This brief contribution to ASA’s Webinar Wednesdays featured a presentation by Cintas National Account Manager Ian Adams.
The webinar began with ASA Vice President Tony Molla welcoming attendees and introducing the seminar’s presenter, who would “walk us through some very important information on safety hazards in the shop and ensure you’re following safety procedures. He will help make you more aware of where these hazards might be,” Molla explained.
Adams began by displaying a CAD drawing that demonstrated automotive shop hazard areas to provide insights on which areas in the shop might need attention. He also noted that “a clean shop is a safe shop” and stated his intention to help attendees “prevent common safety issues you might have in the shop.”
Adams explained that slips, trips and falls make up the majority of general industry accidents, according to the U.S. Department of Labor. In fact, falls account for more than 8 million hospital emergency room visits, making it the leading cause of emergency room visits at 21.3 percent, and falls also account for around 25 percent of all repaired injury claims per fiscal year.

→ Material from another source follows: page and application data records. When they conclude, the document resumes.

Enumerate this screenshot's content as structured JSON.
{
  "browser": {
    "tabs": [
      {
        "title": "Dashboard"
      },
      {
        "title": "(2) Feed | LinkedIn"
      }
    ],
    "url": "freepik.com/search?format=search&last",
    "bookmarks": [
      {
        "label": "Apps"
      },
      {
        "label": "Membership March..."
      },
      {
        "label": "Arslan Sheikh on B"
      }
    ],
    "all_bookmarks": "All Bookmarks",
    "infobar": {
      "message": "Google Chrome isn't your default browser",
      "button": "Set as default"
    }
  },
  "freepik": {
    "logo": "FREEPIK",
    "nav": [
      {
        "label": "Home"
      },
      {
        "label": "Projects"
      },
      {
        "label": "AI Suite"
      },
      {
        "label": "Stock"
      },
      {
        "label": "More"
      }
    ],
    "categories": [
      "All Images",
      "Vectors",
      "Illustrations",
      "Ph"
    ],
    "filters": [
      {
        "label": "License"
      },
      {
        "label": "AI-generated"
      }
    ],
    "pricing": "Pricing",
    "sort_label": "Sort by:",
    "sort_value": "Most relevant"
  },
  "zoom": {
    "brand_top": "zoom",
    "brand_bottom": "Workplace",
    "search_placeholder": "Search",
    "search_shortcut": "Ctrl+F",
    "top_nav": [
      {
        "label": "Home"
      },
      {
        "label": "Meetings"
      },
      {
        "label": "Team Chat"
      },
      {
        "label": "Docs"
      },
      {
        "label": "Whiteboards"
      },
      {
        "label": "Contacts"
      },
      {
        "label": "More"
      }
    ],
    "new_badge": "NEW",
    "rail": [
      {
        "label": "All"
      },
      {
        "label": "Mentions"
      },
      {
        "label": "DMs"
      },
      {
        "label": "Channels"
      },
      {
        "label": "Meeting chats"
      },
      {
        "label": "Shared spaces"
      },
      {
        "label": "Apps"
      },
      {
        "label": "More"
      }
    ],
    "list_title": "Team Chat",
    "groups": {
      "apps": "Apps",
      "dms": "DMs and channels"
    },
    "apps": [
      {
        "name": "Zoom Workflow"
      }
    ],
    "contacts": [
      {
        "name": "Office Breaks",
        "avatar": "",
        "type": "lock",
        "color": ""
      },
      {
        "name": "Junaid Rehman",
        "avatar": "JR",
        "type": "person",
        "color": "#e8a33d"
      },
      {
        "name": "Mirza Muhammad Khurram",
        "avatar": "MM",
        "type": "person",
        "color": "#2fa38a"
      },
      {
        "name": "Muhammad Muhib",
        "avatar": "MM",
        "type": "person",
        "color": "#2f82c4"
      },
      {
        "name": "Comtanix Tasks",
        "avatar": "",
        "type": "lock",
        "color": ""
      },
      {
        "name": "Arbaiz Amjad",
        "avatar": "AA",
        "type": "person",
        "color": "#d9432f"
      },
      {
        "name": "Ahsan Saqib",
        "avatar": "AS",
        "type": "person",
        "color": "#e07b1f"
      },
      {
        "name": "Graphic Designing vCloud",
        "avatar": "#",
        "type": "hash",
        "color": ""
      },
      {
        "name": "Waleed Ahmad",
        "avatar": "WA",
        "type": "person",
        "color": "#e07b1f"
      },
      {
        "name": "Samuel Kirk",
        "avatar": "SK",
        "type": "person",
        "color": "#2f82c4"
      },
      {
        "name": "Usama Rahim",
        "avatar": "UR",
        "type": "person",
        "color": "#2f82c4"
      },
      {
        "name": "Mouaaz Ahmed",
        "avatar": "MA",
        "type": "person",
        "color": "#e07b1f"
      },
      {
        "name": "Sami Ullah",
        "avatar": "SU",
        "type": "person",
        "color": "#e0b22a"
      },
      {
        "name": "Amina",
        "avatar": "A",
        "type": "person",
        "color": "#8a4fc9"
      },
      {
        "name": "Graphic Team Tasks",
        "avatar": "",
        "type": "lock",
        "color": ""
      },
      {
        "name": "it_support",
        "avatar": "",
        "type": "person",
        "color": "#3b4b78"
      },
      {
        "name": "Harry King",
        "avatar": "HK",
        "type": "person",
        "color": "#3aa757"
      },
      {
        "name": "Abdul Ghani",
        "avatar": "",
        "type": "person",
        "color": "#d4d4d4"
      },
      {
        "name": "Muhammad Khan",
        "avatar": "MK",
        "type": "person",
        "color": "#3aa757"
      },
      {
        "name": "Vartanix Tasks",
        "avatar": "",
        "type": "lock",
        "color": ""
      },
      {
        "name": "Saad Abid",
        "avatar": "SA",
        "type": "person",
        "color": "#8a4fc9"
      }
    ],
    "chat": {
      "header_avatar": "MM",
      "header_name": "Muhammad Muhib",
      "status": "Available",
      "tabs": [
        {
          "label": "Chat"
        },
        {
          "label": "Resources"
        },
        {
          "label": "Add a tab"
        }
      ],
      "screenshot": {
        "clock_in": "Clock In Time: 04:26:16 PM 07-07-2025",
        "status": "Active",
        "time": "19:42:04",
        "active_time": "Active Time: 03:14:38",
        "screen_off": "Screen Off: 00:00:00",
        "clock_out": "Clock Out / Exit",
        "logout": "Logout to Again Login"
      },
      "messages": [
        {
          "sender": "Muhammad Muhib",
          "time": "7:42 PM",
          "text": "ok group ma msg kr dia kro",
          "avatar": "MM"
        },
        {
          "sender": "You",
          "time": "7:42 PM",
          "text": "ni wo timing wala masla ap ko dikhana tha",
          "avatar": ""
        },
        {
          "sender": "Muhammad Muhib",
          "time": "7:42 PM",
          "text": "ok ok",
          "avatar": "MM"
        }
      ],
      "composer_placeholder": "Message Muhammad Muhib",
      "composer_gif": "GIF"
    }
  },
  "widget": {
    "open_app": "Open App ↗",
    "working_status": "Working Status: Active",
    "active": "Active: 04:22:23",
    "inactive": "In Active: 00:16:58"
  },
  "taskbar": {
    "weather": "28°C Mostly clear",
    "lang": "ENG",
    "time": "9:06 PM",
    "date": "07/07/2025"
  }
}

Employees slipping on slick floors accounts for 85 percent of worker’s compensation claims, and 22 percent of slip or fall incidents resulted in more than 31 days away from work. Compensation and medical costs associated with employee slip and fall accidents reach an approximate $70 billion each year.
Common locations and reasons for slips, trips and falls include wet or greasy floors, dry floors with dust or powder, uneven walking surfaces, recently waxed floors, loose flooring, missing tiles and bricks, sloped walking surfaces, clutter, electrical cords, open desks, metal surfaces, wet leaves and more, but Adams assured attendees that there are easy solutions to avoiding these situations. Some of these solutions include displaying “wet floor” signs when needed and cleaning up spills immediately.
Shops should use moisture-absorbent mats with beveled edges in entrance areas, ensuring the backing material does not slide on the floor. Proper area rugs and mats should be used in areas with extra hazards, such as grease use or wet floors.